(In anticipation of the coolest day of the year, this month-long series will offer one recommended horror flick a day up through Oct. 31.)

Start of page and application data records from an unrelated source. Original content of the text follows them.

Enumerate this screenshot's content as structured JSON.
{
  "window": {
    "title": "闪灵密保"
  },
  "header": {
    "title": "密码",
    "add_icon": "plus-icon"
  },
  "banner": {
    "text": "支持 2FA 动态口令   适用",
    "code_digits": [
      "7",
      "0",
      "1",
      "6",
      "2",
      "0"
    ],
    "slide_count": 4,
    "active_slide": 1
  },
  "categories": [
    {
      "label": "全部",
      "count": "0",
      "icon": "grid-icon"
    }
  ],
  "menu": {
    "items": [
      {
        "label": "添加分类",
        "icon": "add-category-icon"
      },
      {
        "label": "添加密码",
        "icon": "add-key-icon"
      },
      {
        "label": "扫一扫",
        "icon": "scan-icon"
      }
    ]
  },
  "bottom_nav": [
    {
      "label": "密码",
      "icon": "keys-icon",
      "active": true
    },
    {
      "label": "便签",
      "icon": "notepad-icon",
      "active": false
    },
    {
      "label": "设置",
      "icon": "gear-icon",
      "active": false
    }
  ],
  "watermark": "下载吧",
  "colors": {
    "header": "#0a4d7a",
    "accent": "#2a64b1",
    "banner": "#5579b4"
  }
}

SPIDER BABY OR, THE MADDEST STORY EVER TOLD (1964). It's easy to see why cultists have a soft spot for this ragged, low-budget effort from the 1960s. Also making the rounds under the more gruesome (and less accurate) titles Attack of the Liver Eaters and Cannibal Orgy, this black-and-white curio — filmed in 1964 but released in 1968 due to monetary and distribution woes — possesses a quirky sense of humor as it relates the story of the Merrye family, two sisters (Jill Banner and Beverly Washburn) and one brother (Sid Haig, later Captain Spaulding in Rob Zombie's House of 1000 Corpses and The Devil's Rejects) who all suffer from a peculiar form of mental illness. Only Bruno (Lon Chaney Jr.), the family chauffeur, can keep them in line, but when distant relatives arrive at their dilapidated mansion with the intent of collecting an inheritance, even he can't stop the siblings' murderous antics. Chaney's career had long since disintegrated at this late stage (he would pass away in 1973), but here he delivers a fine performance in a sympathetic role. As an added bonus, he even warbles the opening theme song, with lyrics like "Cannibal spiders creep and crawl/ Boys and ghouls having a ball/ Frankenstein, Dracula and even the Mummy/ Are sure to end up in someone's tummy." Lennon-McCartney it ain't, but it sets the proper schizophrenic tone for this one-of-a-kind oddity.